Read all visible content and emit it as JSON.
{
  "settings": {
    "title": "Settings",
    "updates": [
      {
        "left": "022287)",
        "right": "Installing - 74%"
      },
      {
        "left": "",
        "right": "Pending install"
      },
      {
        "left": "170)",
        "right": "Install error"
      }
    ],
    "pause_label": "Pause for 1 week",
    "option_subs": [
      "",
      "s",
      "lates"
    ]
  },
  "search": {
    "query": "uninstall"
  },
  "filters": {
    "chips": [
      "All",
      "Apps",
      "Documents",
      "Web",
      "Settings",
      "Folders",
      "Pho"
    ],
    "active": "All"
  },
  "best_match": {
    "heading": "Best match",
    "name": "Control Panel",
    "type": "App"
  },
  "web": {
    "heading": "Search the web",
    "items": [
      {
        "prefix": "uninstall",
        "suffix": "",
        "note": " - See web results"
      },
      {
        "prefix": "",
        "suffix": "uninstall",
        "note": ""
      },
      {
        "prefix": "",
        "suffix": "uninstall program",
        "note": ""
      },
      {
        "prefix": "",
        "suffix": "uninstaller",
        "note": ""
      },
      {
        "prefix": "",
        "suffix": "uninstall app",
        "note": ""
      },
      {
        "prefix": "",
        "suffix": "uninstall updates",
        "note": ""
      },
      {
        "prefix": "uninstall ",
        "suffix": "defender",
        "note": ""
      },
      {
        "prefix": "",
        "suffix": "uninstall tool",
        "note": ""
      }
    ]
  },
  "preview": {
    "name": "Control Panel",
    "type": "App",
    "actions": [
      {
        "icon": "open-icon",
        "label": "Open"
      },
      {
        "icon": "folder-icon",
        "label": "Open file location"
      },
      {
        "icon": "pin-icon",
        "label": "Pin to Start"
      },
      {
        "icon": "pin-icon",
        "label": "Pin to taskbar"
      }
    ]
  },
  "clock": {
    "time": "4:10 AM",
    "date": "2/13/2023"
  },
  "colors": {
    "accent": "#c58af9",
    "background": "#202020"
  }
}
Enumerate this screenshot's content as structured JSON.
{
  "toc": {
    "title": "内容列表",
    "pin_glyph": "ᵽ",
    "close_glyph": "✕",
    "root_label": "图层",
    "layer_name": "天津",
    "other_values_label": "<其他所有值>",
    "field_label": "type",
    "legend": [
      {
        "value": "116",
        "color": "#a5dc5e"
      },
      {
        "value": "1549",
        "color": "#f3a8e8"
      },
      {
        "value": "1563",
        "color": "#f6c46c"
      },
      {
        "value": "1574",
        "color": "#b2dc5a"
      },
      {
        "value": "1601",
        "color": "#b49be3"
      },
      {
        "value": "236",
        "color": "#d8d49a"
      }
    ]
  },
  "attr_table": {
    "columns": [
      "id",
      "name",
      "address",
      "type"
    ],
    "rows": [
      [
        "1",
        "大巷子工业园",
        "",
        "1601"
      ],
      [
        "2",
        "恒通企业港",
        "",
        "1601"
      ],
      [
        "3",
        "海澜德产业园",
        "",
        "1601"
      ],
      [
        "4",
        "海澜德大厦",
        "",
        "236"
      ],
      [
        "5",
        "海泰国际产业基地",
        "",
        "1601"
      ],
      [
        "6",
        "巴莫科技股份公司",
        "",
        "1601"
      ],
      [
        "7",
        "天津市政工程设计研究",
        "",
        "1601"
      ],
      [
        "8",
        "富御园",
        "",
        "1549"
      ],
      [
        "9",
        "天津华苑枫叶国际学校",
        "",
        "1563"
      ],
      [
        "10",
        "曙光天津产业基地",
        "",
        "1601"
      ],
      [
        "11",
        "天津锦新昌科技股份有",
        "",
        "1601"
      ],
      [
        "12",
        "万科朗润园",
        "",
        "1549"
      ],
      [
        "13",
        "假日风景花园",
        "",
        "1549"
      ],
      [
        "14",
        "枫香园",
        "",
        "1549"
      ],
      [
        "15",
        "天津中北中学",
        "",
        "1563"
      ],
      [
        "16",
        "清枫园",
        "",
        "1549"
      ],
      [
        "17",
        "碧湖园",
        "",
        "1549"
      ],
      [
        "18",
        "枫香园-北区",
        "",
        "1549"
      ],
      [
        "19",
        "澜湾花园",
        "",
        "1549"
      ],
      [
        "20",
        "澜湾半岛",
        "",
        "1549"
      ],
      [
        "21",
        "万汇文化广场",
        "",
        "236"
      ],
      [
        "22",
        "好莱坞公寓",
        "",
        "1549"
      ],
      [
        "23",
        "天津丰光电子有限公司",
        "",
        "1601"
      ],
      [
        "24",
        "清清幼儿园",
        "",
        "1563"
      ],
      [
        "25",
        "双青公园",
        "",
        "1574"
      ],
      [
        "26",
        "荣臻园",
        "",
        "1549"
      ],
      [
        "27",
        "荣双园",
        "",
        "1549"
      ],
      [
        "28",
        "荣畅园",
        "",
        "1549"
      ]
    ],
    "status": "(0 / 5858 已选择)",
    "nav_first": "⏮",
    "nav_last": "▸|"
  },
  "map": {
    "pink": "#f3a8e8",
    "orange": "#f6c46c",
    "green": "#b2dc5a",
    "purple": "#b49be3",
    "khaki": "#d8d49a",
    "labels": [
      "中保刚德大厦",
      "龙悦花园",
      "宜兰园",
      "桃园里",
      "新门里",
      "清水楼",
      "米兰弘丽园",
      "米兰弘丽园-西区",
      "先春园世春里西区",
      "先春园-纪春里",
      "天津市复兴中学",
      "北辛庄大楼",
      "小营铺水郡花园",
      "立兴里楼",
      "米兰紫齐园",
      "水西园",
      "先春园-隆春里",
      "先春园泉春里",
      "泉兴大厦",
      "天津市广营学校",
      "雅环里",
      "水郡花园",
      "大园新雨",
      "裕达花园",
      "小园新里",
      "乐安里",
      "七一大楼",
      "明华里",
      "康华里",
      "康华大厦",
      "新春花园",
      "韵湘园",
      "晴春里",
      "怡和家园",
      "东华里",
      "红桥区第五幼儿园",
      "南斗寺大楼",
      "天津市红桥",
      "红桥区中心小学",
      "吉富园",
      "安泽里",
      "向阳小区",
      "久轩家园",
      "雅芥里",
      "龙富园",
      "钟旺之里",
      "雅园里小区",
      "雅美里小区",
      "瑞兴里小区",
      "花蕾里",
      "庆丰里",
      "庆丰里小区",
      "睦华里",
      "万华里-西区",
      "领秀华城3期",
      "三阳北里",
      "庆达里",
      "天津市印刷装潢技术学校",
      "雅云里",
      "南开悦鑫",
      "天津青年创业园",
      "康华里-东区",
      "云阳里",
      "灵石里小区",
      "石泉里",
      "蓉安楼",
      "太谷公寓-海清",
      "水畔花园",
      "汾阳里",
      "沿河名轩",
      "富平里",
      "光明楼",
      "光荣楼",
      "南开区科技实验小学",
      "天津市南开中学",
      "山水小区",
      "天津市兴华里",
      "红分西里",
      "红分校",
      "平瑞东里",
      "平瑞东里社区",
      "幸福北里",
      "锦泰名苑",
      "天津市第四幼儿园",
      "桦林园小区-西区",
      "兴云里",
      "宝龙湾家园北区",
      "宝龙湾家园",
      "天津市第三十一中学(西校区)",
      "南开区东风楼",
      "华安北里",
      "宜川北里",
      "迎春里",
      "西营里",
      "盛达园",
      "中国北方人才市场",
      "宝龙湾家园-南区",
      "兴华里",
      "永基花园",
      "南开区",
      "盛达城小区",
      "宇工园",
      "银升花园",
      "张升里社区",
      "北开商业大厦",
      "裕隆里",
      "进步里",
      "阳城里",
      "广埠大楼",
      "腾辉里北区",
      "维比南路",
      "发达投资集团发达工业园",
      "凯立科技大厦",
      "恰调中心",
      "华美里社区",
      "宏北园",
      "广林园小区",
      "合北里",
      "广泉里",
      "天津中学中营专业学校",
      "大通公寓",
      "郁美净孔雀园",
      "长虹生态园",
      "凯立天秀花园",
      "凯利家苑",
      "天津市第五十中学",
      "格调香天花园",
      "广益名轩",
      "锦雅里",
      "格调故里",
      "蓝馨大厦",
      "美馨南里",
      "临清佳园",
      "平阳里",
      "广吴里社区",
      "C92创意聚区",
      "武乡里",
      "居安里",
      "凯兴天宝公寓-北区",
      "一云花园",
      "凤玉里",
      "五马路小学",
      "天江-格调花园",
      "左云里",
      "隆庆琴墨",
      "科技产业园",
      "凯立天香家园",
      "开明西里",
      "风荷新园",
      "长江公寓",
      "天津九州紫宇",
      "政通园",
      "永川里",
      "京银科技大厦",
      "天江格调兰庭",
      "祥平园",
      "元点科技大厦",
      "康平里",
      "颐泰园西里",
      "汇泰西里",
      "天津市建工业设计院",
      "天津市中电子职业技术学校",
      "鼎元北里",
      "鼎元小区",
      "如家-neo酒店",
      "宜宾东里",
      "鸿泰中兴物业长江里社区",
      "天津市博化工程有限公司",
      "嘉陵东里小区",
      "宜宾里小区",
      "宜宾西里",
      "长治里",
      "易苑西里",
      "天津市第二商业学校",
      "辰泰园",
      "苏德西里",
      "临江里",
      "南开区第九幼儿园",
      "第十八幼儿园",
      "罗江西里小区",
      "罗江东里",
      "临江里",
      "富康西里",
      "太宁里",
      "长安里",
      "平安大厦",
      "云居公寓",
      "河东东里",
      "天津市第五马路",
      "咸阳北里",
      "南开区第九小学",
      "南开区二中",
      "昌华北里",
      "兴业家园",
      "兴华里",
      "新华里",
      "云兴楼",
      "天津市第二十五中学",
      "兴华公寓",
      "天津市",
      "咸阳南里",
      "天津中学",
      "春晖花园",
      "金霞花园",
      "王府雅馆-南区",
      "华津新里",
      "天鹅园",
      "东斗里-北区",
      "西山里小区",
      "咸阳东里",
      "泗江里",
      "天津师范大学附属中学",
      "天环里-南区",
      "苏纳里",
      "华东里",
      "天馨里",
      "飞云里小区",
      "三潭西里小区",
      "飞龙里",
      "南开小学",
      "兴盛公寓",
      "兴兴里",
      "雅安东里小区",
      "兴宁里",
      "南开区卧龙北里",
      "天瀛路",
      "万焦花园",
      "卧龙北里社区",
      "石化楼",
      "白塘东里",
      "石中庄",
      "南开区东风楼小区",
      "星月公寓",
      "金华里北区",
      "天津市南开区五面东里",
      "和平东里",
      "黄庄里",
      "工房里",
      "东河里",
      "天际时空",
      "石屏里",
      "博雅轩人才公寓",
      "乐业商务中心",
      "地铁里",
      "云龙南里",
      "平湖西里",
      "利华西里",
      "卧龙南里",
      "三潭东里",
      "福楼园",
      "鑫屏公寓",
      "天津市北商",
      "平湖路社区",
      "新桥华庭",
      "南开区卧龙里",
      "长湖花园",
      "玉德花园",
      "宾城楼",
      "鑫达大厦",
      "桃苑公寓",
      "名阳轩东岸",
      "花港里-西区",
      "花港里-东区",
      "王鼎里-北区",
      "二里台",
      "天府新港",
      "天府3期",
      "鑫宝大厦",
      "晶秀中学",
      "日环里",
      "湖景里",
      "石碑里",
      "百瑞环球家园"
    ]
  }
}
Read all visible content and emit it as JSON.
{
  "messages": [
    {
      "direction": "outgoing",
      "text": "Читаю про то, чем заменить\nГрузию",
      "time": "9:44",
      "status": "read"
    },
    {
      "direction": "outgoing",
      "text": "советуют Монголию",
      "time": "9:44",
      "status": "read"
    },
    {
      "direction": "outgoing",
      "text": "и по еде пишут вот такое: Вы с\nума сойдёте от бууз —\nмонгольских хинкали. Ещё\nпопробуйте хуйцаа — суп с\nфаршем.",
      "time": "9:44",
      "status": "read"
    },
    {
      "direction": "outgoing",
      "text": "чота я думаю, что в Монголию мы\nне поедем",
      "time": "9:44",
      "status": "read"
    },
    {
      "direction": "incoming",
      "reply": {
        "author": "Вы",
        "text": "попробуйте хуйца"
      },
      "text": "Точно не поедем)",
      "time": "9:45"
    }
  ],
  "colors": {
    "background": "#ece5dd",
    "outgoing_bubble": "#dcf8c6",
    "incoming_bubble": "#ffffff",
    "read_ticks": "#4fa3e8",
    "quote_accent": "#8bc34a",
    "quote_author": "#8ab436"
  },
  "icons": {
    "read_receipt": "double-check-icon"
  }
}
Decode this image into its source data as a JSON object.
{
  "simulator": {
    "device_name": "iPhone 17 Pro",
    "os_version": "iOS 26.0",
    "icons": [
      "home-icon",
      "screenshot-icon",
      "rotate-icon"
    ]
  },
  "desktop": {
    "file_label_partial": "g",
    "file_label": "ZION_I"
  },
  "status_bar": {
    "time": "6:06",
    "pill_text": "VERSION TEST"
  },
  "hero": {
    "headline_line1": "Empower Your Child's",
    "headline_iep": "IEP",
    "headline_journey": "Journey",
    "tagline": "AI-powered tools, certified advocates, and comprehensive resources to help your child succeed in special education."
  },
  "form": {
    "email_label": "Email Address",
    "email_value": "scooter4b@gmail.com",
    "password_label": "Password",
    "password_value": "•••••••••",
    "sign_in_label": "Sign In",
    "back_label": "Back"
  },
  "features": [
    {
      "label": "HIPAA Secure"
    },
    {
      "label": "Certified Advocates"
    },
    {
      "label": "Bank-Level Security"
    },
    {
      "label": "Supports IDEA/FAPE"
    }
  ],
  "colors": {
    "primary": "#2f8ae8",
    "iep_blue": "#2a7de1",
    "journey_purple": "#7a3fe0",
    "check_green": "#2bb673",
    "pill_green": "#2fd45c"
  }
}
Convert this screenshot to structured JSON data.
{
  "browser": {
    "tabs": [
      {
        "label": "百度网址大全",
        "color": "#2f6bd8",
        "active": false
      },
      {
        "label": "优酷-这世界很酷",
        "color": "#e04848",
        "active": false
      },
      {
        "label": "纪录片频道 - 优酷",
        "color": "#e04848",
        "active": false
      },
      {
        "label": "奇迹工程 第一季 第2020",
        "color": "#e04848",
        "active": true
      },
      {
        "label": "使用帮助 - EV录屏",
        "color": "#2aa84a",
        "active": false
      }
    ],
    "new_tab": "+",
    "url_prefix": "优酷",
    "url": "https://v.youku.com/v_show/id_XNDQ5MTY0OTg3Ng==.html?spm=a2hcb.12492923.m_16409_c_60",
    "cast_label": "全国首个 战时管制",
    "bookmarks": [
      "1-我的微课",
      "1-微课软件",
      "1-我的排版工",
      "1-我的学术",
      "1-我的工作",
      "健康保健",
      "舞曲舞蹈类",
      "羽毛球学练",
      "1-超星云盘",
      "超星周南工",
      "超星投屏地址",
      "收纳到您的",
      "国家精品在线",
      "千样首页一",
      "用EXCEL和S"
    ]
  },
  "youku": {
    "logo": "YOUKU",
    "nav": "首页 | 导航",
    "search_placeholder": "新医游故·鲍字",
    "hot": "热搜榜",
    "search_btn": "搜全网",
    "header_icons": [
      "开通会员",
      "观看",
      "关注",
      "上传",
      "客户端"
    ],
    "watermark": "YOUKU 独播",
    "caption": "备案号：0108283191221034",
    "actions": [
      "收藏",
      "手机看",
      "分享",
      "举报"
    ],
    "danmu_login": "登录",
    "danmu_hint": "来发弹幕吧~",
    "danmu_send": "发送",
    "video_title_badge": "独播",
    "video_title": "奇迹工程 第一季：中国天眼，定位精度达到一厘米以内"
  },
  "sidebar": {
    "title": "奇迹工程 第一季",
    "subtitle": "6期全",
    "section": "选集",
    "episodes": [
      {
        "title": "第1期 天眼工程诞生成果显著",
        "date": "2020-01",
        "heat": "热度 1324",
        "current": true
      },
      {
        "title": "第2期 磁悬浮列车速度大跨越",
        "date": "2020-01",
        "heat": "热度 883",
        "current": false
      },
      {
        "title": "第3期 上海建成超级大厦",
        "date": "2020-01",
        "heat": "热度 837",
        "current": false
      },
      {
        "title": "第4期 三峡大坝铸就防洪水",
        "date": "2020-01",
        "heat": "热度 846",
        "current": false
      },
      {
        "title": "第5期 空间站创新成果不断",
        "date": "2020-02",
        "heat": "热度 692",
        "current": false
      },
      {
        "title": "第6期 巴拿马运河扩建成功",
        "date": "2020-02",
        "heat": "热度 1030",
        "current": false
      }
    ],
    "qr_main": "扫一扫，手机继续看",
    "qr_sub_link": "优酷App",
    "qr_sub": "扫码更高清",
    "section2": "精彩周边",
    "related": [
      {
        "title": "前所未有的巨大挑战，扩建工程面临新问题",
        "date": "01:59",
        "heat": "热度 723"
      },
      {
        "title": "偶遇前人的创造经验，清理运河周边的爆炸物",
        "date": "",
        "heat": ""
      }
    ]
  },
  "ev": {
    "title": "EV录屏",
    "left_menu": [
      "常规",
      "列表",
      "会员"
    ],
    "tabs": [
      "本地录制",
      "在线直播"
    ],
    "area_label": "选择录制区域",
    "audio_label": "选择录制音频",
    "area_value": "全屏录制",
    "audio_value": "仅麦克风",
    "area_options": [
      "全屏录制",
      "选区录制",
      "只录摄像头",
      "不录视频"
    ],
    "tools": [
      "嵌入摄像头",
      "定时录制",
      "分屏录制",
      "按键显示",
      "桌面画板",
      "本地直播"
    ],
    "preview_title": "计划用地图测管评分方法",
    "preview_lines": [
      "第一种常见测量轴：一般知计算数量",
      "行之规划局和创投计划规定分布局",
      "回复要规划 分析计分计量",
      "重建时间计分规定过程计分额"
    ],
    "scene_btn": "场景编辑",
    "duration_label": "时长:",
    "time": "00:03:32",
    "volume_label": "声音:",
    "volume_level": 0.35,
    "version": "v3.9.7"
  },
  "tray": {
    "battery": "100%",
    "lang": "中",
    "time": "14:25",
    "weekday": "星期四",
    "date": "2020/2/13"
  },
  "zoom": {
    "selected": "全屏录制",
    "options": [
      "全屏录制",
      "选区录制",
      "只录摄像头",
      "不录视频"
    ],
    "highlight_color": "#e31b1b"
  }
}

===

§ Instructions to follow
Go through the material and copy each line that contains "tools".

§ Result
    "tagline": "AI-powered tools, certified advocates, and comprehensive resources to help your child succeed in special education."
    "tools": [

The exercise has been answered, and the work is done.